Work task:
Check each line below for the word "JSON", and copy those that have it.

Records contained in a dataset

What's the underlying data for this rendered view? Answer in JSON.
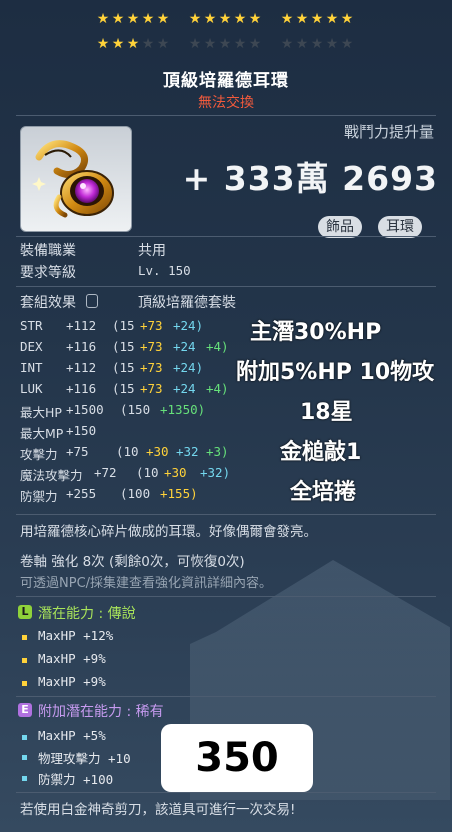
{
  "stars": {
    "row1": [
      true,
      true,
      true,
      true,
      true,
      true,
      true,
      true,
      true,
      true,
      true,
      true,
      true,
      true,
      true
    ],
    "row2": [
      true,
      true,
      true,
      false,
      false,
      false,
      false,
      false,
      false,
      false,
      false,
      false,
      false,
      false,
      false
    ]
  },
  "item": {
    "name": "頂級培羅德耳環",
    "trade_status": "無法交換",
    "icon": "earring-icon",
    "power_label": "戰鬥力提升量",
    "power_value": "+ 333萬 2693",
    "tags": [
      "飾品",
      "耳環"
    ]
  },
  "requirements": {
    "job_label": "裝備職業",
    "job_value": "共用",
    "level_label": "要求等級",
    "level_value": "Lv. 150"
  },
  "set": {
    "label": "套組效果",
    "name": "頂級培羅德套裝"
  },
  "stats": [
    {
      "name": "STR",
      "total": "+112",
      "p1": "(15",
      "p2": "+73",
      "p3": "+24)",
      "p4": ""
    },
    {
      "name": "DEX",
      "total": "+116",
      "p1": "(15",
      "p2": "+73",
      "p3": "+24",
      "p4": "+4)"
    },
    {
      "name": "INT",
      "total": "+112",
      "p1": "(15",
      "p2": "+73",
      "p3": "+24)",
      "p4": ""
    },
    {
      "name": "LUK",
      "total": "+116",
      "p1": "(15",
      "p2": "+73",
      "p3": "+24",
      "p4": "+4)"
    },
    {
      "name": "最大HP",
      "total": "+1500",
      "p1": "(150",
      "p2": "+1350)",
      "p3": "",
      "p4": ""
    },
    {
      "name": "最大MP",
      "total": "+150",
      "p1": "",
      "p2": "",
      "p3": "",
      "p4": ""
    },
    {
      "name": "攻擊力",
      "total": "+75",
      "p1": "(10",
      "p2": "+30",
      "p3": "+32",
      "p4": "+3)"
    },
    {
      "name": "魔法攻擊力",
      "total": "+72",
      "p1": "(10",
      "p2": "+30",
      "p3": "+32)",
      "p4": ""
    },
    {
      "name": "防禦力",
      "total": "+255",
      "p1": "(100",
      "p2": "+155)",
      "p3": "",
      "p4": ""
    }
  ],
  "overlay_notes": [
    "主潛30%HP",
    "附加5%HP 10物攻",
    "18星",
    "金槌敲1",
    "全培捲"
  ],
  "description": "用培羅德核心碎片做成的耳環。好像偶爾會發亮。",
  "scroll_info": "卷軸 強化 8次 (剩餘0次，可恢復0次)",
  "hint": "可透過NPC/採集建查看強化資訊詳細內容。",
  "potential": {
    "grade_letter": "L",
    "label": "潛在能力 : 傳說",
    "lines": [
      "MaxHP +12%",
      "MaxHP +9%",
      "MaxHP +9%"
    ]
  },
  "bonus_potential": {
    "grade_letter": "E",
    "label": "附加潛在能力 : 稀有",
    "lines": [
      "MaxHP +5%",
      "物理攻擊力 +10",
      "防禦力 +100"
    ]
  },
  "price_box": "350",
  "footer": "若使用白金神奇剪刀，該道具可進行一次交易!",
  "colors": {
    "star_on": "#ffd23a",
    "star_off": "#3d4753",
    "untradeable": "#f05a3c",
    "legendary": "#8fd23a",
    "epic_purple": "#b071e0"
  }
}
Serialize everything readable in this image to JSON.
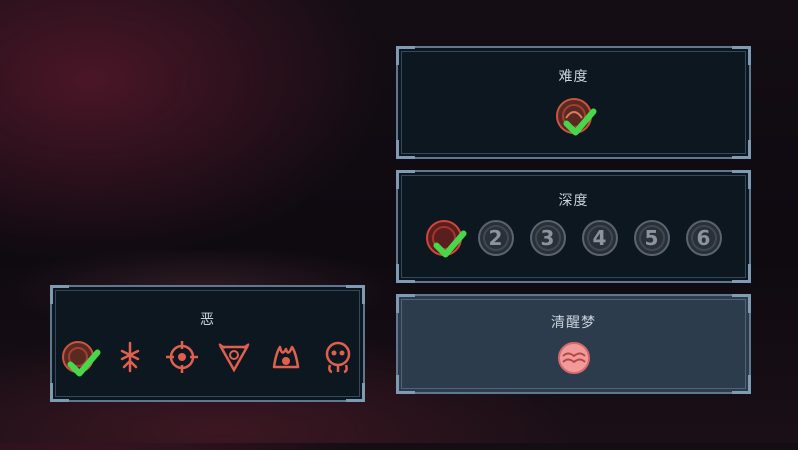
{
  "panels": {
    "difficulty": {
      "title": "难度"
    },
    "depth": {
      "title": "深度",
      "levels": [
        "2",
        "3",
        "4",
        "5",
        "6"
      ]
    },
    "lucid_dream": {
      "title": "清醒梦"
    },
    "evil": {
      "title": "恶"
    }
  },
  "colors": {
    "accent_red": "#e0604e",
    "check_green": "#46d84a",
    "locked_grey": "#5a6470"
  }
}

Written solution:
What's the underlying data for this rendered view? Answer in JSON.
Serialize everything readable in this image to JSON.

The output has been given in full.